A classical education is not elitist because it makes one humble and simultaneously empowers, and builds empathetic curiosity into a tenacious, ethical muscle.
This lovely article was originally posted at Dragons in the Flower Bed by one of our friends in the Sandbox to Socrates Facebook group. She has articulated much of what I’ve wanted to say but have been unable to. Thank you, RCD, for allowing us to share your words with our readers. ~Editor
I enjoyed reading this thoughtful essay at Sandbox to Socrates, and it left me thinking about how work is where infinity really is, and the edifying nature of permanently unfinished things.
That happy thought was tempered by concern for all the many billions of human beings who have toiled at the unfinishable task of keeping themselves fed, never enough margin to enjoy the sunrises and sunsets they worked through. I think about one of my favorite folk songs, a round I taught the boys when they were babies because it makes work go so sweetly: “I believe to my soul I can pick a bale of cotton…” It is a gorgeous, hopeful tune, but it was sung by freed slaves who could never have picked a bale of cotton in a day and had to in order to get paid.
When I worry about whether classical education is elitist, I try to frame it through that social justice lens, as much as I currently can. I have spent many hours in my adulthood, thus far largely lived in a poor city neighborhood, catching myself up on anti-racism movement with the help of many thoughtful bloggers, authors, speakers and activists. I’m learning and there’s so much I still don’t see.
So far, I cling to the classical model of education, anyway. Many times I’ve heard that you can’t disassemble a system with the same tools that built it. I suppose I don’t think it was the formal practice of logical debate, foreign language immersion, and the insistence that everyone read fiction, that built the oppressive, patriarchal system my children will inherit. Those skills are what I put into practice in order to understand the socioeconomically marginalized peers. In order to understand what happened in my own family. Saying classical education is elitist because it has been taught only to rich white straight boys in centuries past is like saying that vegetables are bad for you because pesticides and GMOs cause cancer. It completely skips over the responsibility of the whole society to create an environment in which farmers need not and do not use pesticides or GMOs, and in skipping that over, demonstrates the foundational problem that we all assume an illogical individual non-responsibility to the common good.

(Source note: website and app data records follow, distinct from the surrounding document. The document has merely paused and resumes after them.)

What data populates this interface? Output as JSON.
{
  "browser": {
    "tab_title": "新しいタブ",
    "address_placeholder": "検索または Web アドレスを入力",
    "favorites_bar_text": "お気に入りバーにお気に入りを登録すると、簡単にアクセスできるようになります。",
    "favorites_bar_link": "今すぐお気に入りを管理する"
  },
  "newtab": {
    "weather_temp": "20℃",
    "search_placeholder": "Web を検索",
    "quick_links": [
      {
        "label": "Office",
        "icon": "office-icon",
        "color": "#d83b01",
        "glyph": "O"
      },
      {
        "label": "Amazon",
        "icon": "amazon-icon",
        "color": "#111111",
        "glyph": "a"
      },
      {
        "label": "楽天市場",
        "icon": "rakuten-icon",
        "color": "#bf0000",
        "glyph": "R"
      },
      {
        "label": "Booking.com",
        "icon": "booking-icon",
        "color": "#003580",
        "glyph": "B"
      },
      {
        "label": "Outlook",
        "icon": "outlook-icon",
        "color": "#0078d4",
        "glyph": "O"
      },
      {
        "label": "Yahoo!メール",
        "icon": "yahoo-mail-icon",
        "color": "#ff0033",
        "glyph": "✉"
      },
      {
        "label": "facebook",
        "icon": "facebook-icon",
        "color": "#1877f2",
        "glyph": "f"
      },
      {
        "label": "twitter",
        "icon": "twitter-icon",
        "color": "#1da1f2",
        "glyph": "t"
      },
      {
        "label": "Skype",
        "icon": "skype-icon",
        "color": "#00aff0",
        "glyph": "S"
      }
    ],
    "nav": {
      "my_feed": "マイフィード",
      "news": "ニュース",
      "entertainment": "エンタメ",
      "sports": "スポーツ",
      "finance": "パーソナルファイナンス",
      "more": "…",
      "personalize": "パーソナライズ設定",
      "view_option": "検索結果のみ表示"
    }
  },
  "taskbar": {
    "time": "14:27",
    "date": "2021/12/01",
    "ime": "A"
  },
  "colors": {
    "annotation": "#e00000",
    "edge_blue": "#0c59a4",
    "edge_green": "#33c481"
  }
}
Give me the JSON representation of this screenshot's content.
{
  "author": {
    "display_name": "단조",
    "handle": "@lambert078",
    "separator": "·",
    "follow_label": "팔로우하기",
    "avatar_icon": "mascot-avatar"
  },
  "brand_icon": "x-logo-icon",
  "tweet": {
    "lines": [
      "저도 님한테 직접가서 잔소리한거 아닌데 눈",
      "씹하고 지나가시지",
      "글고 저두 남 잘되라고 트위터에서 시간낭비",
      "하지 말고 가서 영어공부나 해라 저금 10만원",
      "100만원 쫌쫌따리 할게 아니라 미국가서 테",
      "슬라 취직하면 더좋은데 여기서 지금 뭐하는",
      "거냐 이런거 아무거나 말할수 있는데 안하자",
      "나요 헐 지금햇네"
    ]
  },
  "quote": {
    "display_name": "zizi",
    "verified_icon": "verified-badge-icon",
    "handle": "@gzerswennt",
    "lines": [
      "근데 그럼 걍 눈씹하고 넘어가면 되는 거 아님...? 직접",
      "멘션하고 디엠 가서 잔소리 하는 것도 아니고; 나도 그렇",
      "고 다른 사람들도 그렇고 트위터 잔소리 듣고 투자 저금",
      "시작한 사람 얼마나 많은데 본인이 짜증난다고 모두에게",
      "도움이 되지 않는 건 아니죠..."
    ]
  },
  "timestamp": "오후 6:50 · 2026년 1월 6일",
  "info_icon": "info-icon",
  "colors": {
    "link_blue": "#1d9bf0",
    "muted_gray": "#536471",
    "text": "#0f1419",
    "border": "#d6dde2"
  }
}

As it’s practiced by non-racist, non-sexist educators, classical education is not elitist.
It is not elitist because classical education is like chop-wood-carry-water. It is a task you can never complete, and that very endlessness of it, the hard and tricky endlessness of it, humbles and inspires and keeps one in the moment. This endlessness, and focus on process over product, means that the child chanting enthusiastically and diligently “amo amas amat” is doing the same work in a very real sense as the scholar who has been at it for forty-five years.
It is not elitist because a classical education assumes auto mechanics, pig farmers and the cleaning lady all are living an intellectual life. In classical education, no one is written off as unable to handle something so hard as Latin or Homer, and dissecting bit by bit the ideas inherent in our culture is viewed as irrelevant to no one.
This very dissection is what is changing me and challenging me as I raise three people who are the very picture of The System. Someday my children will be grownup, and then they will be white American men, richer than most of the world’s population across time. But they won’t be imbued with prejudice, because they will have had a liberal — freeing — education that taught them to turn all things over incessantly, to approach something as foundation as the syllables in the words they speak every day with a critical eye of analysis. The whole world needs my boys to be so aware of what silly place, exactly, our mores come from, and how to dig into the heart of a culture — its language — to find the soul of it.
A classical education is not elitist because it makes one humble and simultaneously empowers, and builds empathetic curiosity into a tenacious, ethical muscle. That is my goal for my children, and all children, and if I can seed my white American straight boys with the skill to pass that on, I’ll be taking a step towards a fairer world for everyone.